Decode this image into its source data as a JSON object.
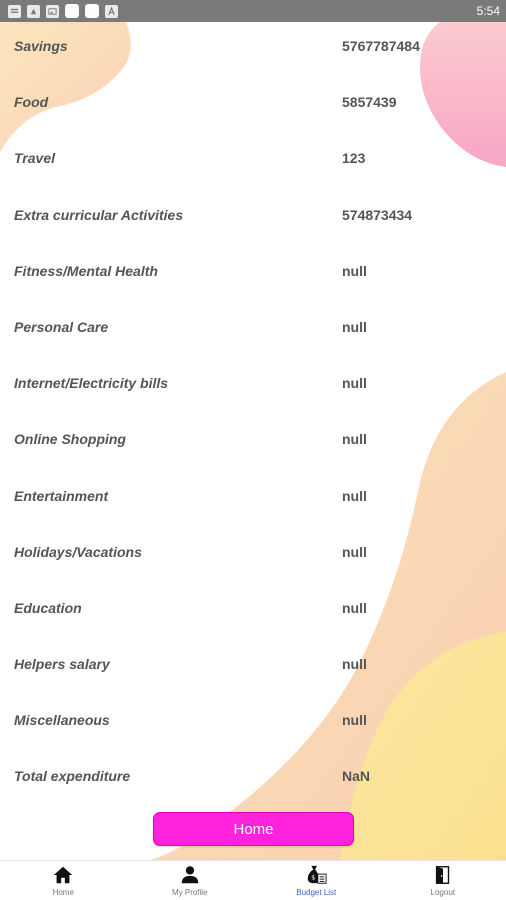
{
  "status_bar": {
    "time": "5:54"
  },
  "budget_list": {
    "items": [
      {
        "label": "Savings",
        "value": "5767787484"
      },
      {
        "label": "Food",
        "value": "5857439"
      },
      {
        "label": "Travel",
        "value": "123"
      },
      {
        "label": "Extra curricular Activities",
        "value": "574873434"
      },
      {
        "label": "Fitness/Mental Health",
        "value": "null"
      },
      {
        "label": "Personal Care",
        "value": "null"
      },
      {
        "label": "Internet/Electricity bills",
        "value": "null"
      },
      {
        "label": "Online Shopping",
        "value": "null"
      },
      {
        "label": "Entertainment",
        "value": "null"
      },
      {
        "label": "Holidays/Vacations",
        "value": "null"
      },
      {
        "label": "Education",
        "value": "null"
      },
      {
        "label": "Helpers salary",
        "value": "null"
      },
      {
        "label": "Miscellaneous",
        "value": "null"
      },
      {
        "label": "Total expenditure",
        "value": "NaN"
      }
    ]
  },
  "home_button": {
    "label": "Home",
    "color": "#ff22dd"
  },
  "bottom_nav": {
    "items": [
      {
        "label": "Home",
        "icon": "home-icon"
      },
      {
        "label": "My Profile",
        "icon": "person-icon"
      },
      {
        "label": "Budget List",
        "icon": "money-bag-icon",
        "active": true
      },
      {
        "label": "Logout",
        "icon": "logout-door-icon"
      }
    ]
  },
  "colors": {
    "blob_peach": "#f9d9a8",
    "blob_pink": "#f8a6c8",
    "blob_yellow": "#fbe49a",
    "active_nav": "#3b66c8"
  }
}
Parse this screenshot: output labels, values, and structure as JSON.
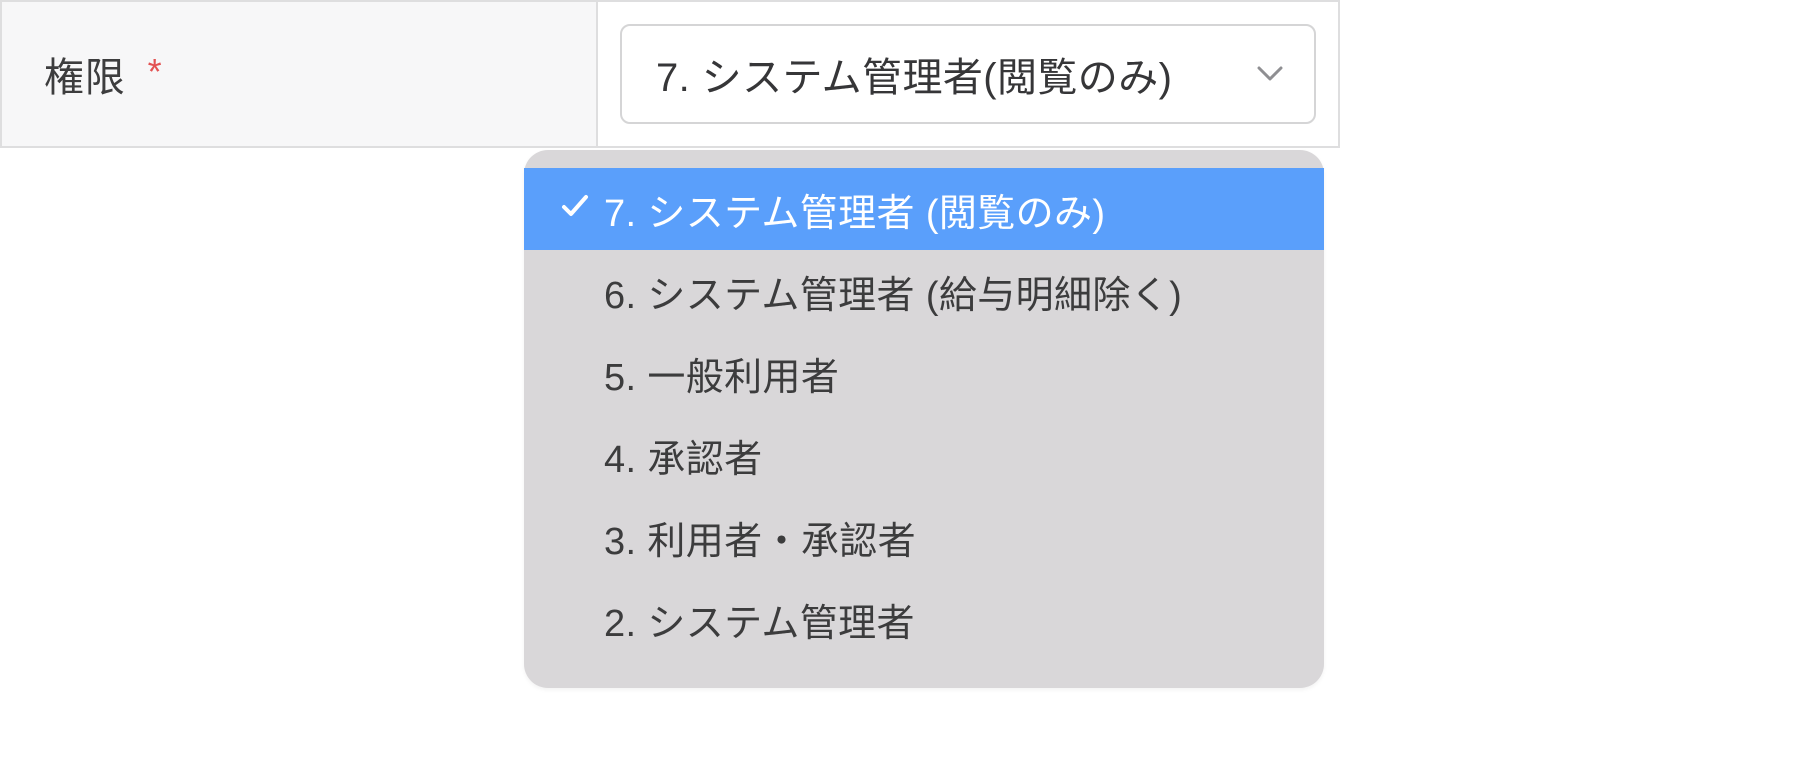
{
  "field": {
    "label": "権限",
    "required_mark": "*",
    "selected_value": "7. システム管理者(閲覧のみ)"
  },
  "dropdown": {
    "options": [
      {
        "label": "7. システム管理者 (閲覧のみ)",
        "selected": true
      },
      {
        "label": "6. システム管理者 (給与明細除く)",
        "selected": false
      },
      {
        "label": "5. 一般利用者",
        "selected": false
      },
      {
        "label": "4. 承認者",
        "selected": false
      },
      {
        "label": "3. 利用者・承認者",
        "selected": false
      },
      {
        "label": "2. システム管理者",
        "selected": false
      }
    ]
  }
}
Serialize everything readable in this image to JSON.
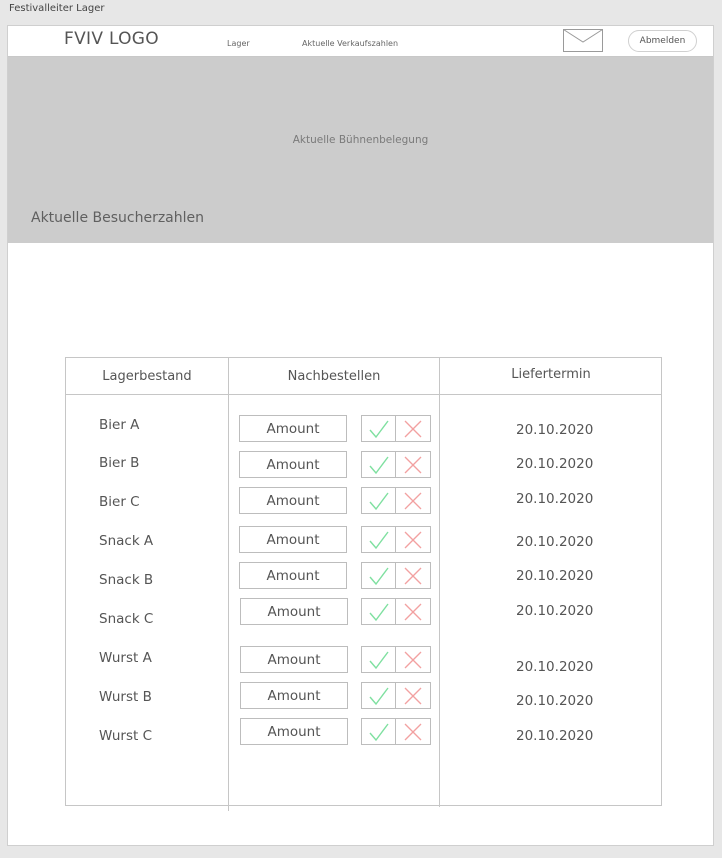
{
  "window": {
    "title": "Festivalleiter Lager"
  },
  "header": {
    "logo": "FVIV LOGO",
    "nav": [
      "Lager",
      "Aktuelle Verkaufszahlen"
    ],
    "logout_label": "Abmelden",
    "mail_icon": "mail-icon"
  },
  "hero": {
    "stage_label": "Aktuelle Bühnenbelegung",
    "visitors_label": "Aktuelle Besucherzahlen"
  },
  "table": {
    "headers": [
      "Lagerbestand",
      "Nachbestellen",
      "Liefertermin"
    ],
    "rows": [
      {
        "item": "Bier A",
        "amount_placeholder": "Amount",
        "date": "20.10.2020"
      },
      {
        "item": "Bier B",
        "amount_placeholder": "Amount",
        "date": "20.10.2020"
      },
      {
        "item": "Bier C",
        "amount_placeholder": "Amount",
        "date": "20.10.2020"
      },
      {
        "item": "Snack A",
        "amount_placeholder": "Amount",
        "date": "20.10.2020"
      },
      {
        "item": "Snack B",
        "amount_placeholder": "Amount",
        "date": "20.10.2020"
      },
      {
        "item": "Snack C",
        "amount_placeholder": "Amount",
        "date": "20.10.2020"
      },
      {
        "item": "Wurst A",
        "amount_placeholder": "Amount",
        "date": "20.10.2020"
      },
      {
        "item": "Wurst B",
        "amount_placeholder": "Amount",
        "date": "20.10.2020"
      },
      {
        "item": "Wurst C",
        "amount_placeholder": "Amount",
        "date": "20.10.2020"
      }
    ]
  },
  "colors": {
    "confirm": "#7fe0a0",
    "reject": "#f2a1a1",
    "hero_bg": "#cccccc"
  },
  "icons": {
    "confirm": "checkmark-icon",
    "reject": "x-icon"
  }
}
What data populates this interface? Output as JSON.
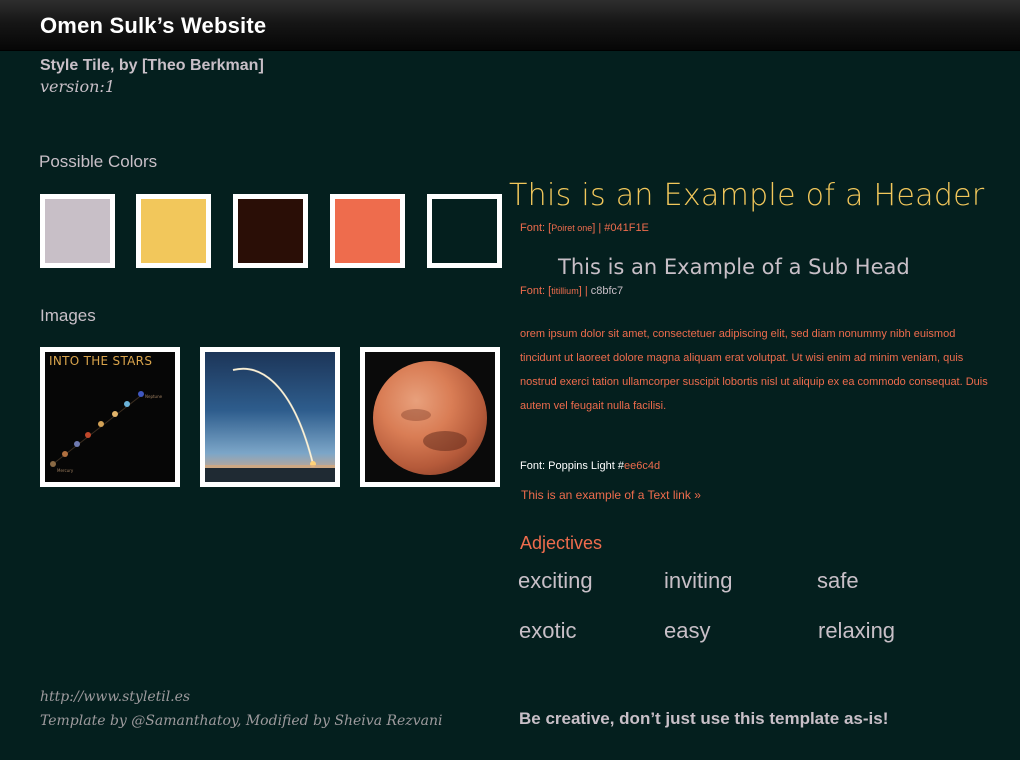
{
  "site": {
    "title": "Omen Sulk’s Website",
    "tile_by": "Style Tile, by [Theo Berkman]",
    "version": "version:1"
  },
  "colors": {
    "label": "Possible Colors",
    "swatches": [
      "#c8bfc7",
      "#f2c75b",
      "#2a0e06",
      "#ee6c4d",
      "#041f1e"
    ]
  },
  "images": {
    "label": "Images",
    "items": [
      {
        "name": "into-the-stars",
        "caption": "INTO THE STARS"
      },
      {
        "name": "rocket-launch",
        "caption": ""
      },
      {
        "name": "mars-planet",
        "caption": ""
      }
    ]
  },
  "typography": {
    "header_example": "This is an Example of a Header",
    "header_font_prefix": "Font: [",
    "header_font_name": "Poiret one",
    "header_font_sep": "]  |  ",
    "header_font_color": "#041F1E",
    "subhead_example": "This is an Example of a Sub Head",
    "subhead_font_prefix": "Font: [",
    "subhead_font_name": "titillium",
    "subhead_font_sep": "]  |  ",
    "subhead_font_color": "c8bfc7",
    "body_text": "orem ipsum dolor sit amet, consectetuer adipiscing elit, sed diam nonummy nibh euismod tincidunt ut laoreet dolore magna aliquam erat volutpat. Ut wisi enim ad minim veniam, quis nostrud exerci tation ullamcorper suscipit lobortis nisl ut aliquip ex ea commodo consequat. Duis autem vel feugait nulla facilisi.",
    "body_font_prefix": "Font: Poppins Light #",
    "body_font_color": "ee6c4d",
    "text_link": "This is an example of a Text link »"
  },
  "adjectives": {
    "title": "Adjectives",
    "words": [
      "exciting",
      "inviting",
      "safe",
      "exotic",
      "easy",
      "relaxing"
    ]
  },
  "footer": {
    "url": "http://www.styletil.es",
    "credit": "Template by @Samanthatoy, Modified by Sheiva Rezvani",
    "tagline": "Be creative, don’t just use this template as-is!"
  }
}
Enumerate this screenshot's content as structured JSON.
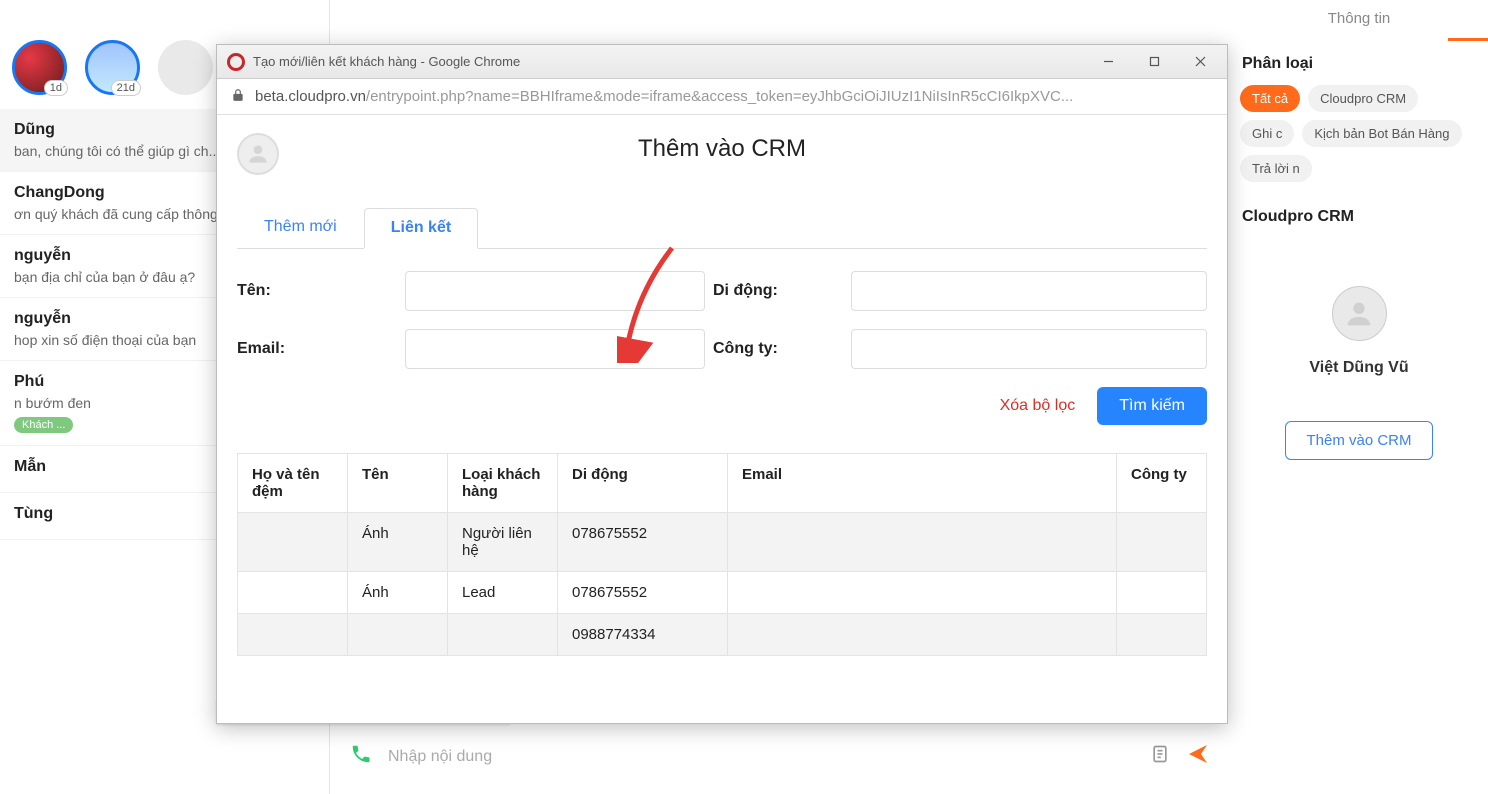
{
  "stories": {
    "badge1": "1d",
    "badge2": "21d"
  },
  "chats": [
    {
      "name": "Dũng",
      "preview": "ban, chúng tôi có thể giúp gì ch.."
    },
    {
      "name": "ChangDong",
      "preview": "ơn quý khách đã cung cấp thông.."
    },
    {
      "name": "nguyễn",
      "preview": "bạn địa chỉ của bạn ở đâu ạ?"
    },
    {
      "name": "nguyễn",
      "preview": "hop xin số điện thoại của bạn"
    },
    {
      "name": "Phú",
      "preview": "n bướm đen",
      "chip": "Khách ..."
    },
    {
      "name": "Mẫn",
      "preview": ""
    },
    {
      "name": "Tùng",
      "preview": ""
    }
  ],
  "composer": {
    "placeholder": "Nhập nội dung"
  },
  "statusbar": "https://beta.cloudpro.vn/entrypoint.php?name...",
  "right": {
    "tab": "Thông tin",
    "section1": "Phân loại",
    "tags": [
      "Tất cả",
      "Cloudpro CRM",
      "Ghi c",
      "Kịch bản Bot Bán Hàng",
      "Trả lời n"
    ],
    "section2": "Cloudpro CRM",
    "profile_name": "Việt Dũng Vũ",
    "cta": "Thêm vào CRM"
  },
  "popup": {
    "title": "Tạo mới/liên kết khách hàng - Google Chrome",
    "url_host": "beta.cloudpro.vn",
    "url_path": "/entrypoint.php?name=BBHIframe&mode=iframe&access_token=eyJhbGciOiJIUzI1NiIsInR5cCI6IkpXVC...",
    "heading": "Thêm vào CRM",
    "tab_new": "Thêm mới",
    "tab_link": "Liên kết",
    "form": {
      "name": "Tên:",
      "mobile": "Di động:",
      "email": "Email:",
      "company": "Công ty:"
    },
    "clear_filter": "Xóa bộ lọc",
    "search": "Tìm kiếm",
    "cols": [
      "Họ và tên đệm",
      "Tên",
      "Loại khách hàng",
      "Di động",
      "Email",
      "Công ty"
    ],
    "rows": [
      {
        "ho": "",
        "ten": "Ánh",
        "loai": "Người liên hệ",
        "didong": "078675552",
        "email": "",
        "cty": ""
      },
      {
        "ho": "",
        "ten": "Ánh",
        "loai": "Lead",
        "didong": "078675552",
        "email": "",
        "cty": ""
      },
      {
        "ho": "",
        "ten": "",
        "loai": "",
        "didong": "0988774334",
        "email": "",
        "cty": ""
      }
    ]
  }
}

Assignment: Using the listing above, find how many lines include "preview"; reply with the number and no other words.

Answer space: 7